Thee Sombrero, Inc. (Sombrero) owned a commercial property in Colton, CA. Sombrero obtained a conditional use permit (CUP) allowing its lessees to operate the property as a nightclub. Crime Enforcement Services (CES) provided security services at the nightclub. In 2007, due to non-permitted property modification by CES, there was a fatal shooting at the nightclub. Following the shooting, the CUP was revoked and replaced with a modified CUP, which allowed the property to be operated only as a banquet hall. Revenues from operation of the property as a banquet hall were significantly lower than revenues when it was operated as a nightclub.
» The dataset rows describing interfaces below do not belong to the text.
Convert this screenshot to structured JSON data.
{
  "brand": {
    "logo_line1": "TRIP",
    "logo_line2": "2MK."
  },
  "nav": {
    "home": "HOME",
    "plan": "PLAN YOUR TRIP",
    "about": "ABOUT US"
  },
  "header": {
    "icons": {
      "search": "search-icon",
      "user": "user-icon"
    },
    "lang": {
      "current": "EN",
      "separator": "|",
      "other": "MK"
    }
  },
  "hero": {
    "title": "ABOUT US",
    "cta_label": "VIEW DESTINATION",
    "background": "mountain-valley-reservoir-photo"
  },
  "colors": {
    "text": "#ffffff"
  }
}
The California Court of Appeals recently affirmed a trial court ruling denying an insurer’s leave to amend its complaint after a motion for judgment on the pleadings was granted in favor of the defense. In Travelers Property Casualty Company of America v. Engel Insulation, Inc. (2018) WL6259032, Travelers, the contractor’s insurer, sought leave to amend its complaint against subcontractor Engel Insulation for defense fees and costs. The trial court denied Traveler’s request to amend. The Court of Appeals affirmed the trial court’s ruling and held an insurer may not “may not pursue a subrogation recovery if the insured is itself barred from filing suit.” (See Low v. Golden Eagle Ins. Co.(2002) 101 Cal.App.4th 1354, 1363.)
You just had a matter come across your desk and, of course, one of your first tasks is evaluating the liability exposure of your client. But sometimes lost in the liability exposure analysis is whether the exposure arose out of the work of a contractor. Why is this important? Because you could single-handedly save your client hundreds of thousands, if not millions of dollars, in legal fees by simply identifying possible indemnity contracts between your client and other entities. In this article I will highlight my favorite ways to use Crawford v. Weather Shield Mfg., Inc. (2008) 44 Cal.4th 541 to protect the businesses and assets my clients worked tirelessly to build.
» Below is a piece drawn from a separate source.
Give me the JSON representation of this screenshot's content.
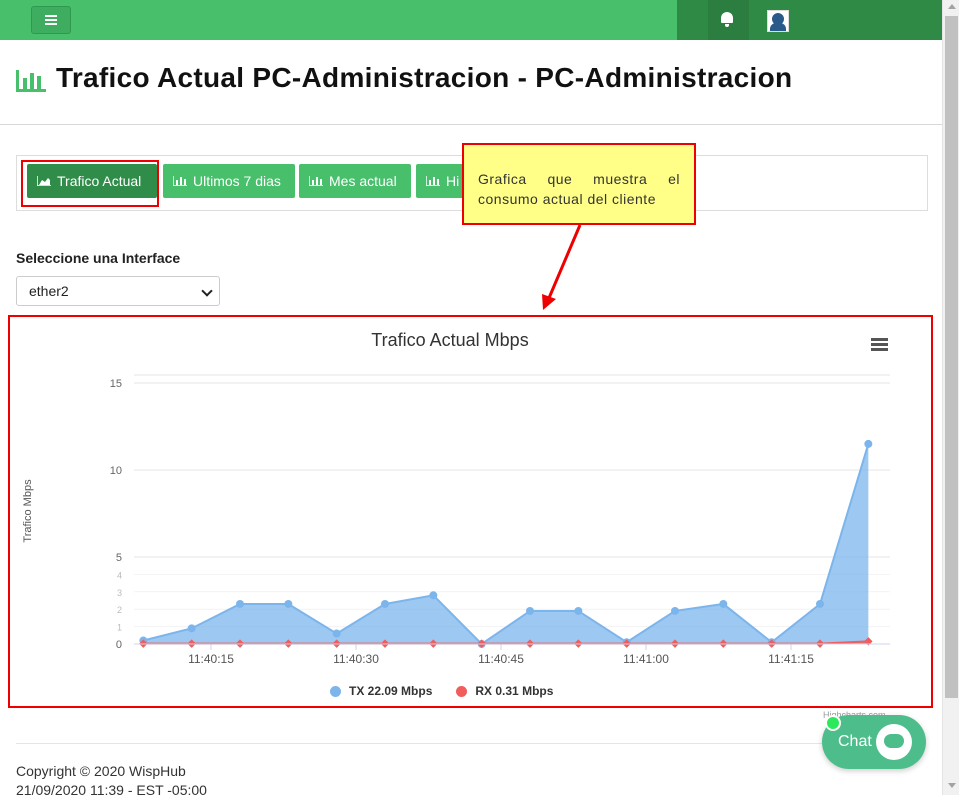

Court comes to order and you begin examination of your cardiology expert.
Q: Doctor, in your work on this case, did you review the radiologist’s report of the chest x-ray taken of the plaintiff on March 1, 2018?
Q: Did you rely on the x-ray in rendering a differential diagnosis in this case?
A: Yes, I did.
Q: What did the radiologist find with regard to the x-ray?
An attorney hollers, “objection, hearsay!” What now?